Gabriel Reynolds' research is focused primarily on the Qur'an and Muslim-Christian relations. He wrote a dissertation on the remarkable Islamic history of Christianity of ʿAbd al-Jabbar (d. 1025); the dissertation won the Field Prize at Yale and was published as A Muslim Theologian in the Sectarian Milieu (2004). Reynolds also prepared an introduction and translation of this history, published by as The Critique of Christian Origins (2008).
Reynolds’ principal work on the Qurʾan is The Qur'an and Its Biblical Subtext (2010). He has also publishedThe Emergence of Islam (2012), a work written especially for courses which cover the Qurʾan, the life of the Prophet Muhammad, or the classical period of Islam.
At Notre Dame Professor Reynolds teaches classes including “Foundations of Theology,” “Islam and Christian Theology,” “The Quran and Its Relation to the Bible,” “The Holy Land,” and “Islamic Origins.” He has also been a visiting professor at Université de Saint Joseph in Lebanon and Université Libre de Bruxelles in Belgium. Professor Reynolds has conducted research and delivered lectures in cities throughout the Middle East, including Cairo, Jerusalem, Beirut, Damascus, Ankara, and Tehran. In his spare time he follows Notre Dame football, plays soccer, and watches Bollywood movies. Prof. Reynolds and his wife Lourdes have four children: Luke, Emmanuel, Theresa, and René.
Christian Smith, Professor of Sociology and Director, Center for the Study of Religion and Society

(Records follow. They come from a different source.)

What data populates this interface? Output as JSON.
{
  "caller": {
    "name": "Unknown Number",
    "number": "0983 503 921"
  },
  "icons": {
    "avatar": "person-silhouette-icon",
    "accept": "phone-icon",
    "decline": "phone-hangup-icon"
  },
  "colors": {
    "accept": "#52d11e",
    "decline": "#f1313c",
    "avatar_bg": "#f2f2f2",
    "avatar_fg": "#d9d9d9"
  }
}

Specializing in the sociology of religion and social theory, Christian Smith joined the Notre Dame faculty in 2006, coming from the University of North Carolina at Chapel Hill, where he served as the Stuart Chapin Distinguished Professor of Sociology. He is the author of several books, including Lost in Transition: The Dark Side of Emerging Adulthood (2011), What Is a Person? Rethinking Humanity, Social Life, and Moral Good from the Person Up (2010), Souls in Transition: The Religious and Spiritual Lives of Emerging Adults (2009) and Moral, Believing Animals: Human Personhood and Culture (2003). What Is a Person?, Souls in Transition, and Soul Searching have received numerous awards and recognition. Smith earned his doctoral and master’s degrees from Harvard University.
Meghan Sullivan, Associate Professor of Philosophy

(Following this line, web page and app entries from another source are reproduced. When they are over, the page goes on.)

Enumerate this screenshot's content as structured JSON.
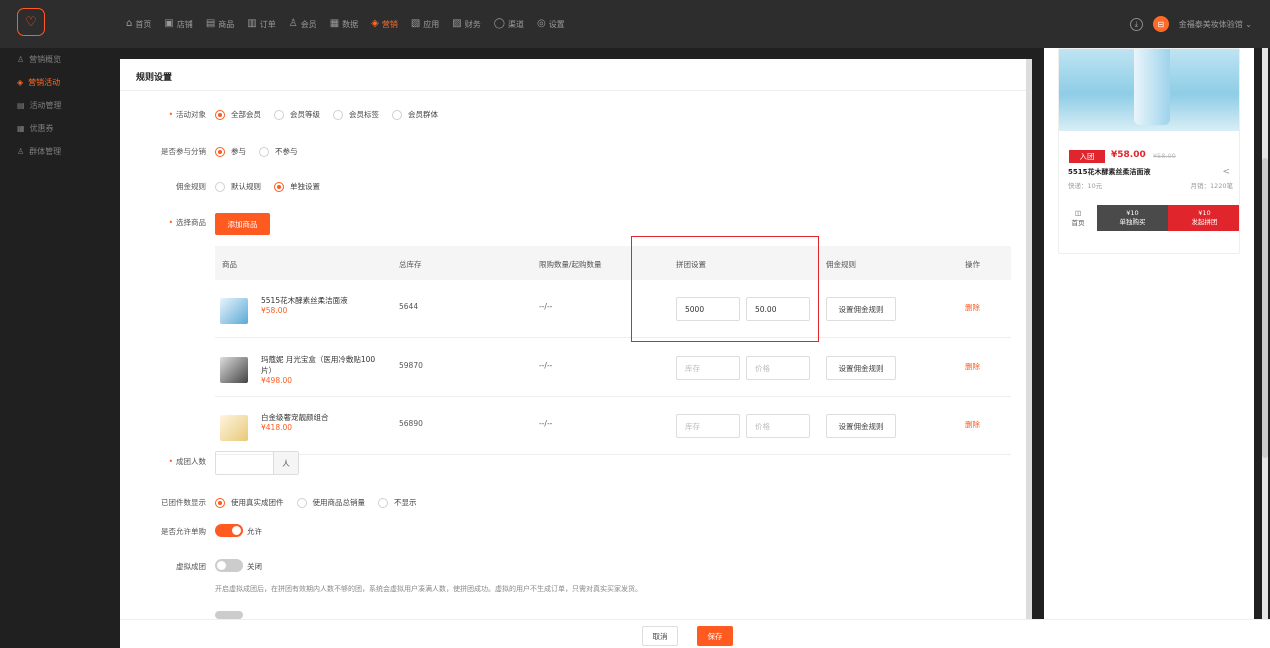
{
  "topbar": {
    "logo": "♡",
    "nav": [
      {
        "icon": "⌂",
        "label": "首页",
        "active": false
      },
      {
        "icon": "▣",
        "label": "店铺",
        "active": false
      },
      {
        "icon": "▤",
        "label": "商品",
        "active": false
      },
      {
        "icon": "▥",
        "label": "订单",
        "active": false
      },
      {
        "icon": "♙",
        "label": "会员",
        "active": false
      },
      {
        "icon": "▦",
        "label": "数据",
        "active": false
      },
      {
        "icon": "◈",
        "label": "营销",
        "active": true
      },
      {
        "icon": "▧",
        "label": "应用",
        "active": false
      },
      {
        "icon": "▨",
        "label": "财务",
        "active": false
      },
      {
        "icon": "◯",
        "label": "渠道",
        "active": false
      },
      {
        "icon": "◎",
        "label": "设置",
        "active": false
      }
    ],
    "download_icon": "⤓",
    "avatar": "⊟",
    "user": "金福泰美妆体验馆 ⌄"
  },
  "sidebar": {
    "items": [
      {
        "icon": "♙",
        "label": "营销概览",
        "active": false
      },
      {
        "icon": "◈",
        "label": "营销活动",
        "active": true
      },
      {
        "icon": "▤",
        "label": "活动管理",
        "active": false
      },
      {
        "icon": "▦",
        "label": "优惠券",
        "active": false
      },
      {
        "icon": "♙",
        "label": "群体管理",
        "active": false
      }
    ]
  },
  "form": {
    "title": "规则设置",
    "target": {
      "label": "活动对象",
      "options": [
        "全部会员",
        "会员等级",
        "会员标签",
        "会员群体"
      ],
      "selected": 0
    },
    "distribution": {
      "label": "是否参与分销",
      "options": [
        "参与",
        "不参与"
      ],
      "selected": 0
    },
    "commission_rule": {
      "label": "佣金规则",
      "options": [
        "默认规则",
        "单独设置"
      ],
      "selected": 1
    },
    "select_goods": {
      "label": "选择商品",
      "button": "添加商品"
    },
    "table": {
      "headers": [
        "商品",
        "总库存",
        "限购数量/起购数量",
        "拼团设置",
        "佣金规则",
        "操作"
      ],
      "rows": [
        {
          "name": "5515花木酵素丝柔洁面液",
          "price": "¥58.00",
          "stock": "5644",
          "limit": "--/--",
          "group_stock": "5000",
          "group_price": "50.00",
          "stock_ph": false,
          "commission": "设置佣金规则",
          "action": "删除"
        },
        {
          "name": "玛蔻妮 月光宝盒（医用冷敷贴100片）",
          "price": "¥498.00",
          "stock": "59870",
          "limit": "--/--",
          "group_stock": "库存",
          "group_price": "价格",
          "stock_ph": true,
          "commission": "设置佣金规则",
          "action": "删除"
        },
        {
          "name": "白金级奢宠靓颜组合",
          "price": "¥418.00",
          "stock": "56890",
          "limit": "--/--",
          "group_stock": "库存",
          "group_price": "价格",
          "stock_ph": true,
          "commission": "设置佣金规则",
          "action": "删除"
        }
      ]
    },
    "group_size": {
      "label": "成团人数",
      "unit": "人"
    },
    "group_display": {
      "label": "已团件数显示",
      "options": [
        "使用真实成团件",
        "使用商品总销量",
        "不显示"
      ],
      "selected": 0
    },
    "allow_single": {
      "label": "是否允许单购",
      "state": "允许"
    },
    "virtual_group": {
      "label": "虚拟成团",
      "state": "关闭",
      "hint": "开启虚拟成团后，在拼团有效期内人数不够的团，系统会虚拟用户凑满人数，使拼团成功。虚拟的用户不生成订单，只需对真实买家发货。"
    }
  },
  "footer": {
    "cancel": "取消",
    "save": "保存"
  },
  "preview": {
    "tag": "入团",
    "price": "¥58.00",
    "orig_price": "¥58.00",
    "name": "5515花木酵素丝柔洁面液",
    "shipping": "快递：10元",
    "sold": "月销：1220笔",
    "share_icon": "<",
    "home_icon": "◫",
    "home": "首页",
    "single_price": "¥10",
    "single_label": "单独购买",
    "group_price": "¥10",
    "group_label": "发起拼团"
  },
  "colors": {
    "accent": "#ff5a1f",
    "highlight": "#e0262c"
  }
}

Meghan Sullivan is the O’Brien Collegiate Associate Professor of Philosophy and Director of the University Philosophy Requirement. She teaches courses at all levels, including large introductory courses in philosophy of religion and ethics and specialized graduate seminars on metaphysics, philosophical logic, and rationality. She also works on developing the philosophy component of Notre Dame’s core curriculum. Sullivan’s research tends to focus on philosophical problems concerning time, modality, rational planning and religious belief (but rarely all four at once).
Sullivan earned a BA (with highest distinction) from the University of Virginia in 2005, double-majoring in Philosophy and Politics. She studied at Virginia as a Jefferson Scholar. From 2005-2007, she studied at Oxford as a Rhodes Scholar, earning a B.Phil in Philosophy. Then from 2007-2011, she completed her PhD in Philosophy at Rutgers. Her 2011 dissertation was on issues in the metaphysics and logic of change—entitled The A-Theory: A Theory. She was awarded tenure at Notre Dame in 2015.
Sullivan has published work in many of the leading generalist philosophy journals, including Nous, Ethics, and Philosophical Studies. She is currently finishing her first book, which deals with issues in diachronic rationality. She also regularly writes shorter public philosophy essays—including publications in The Huffington Post, Commonweal, and First Things—and gives public philosophy talks.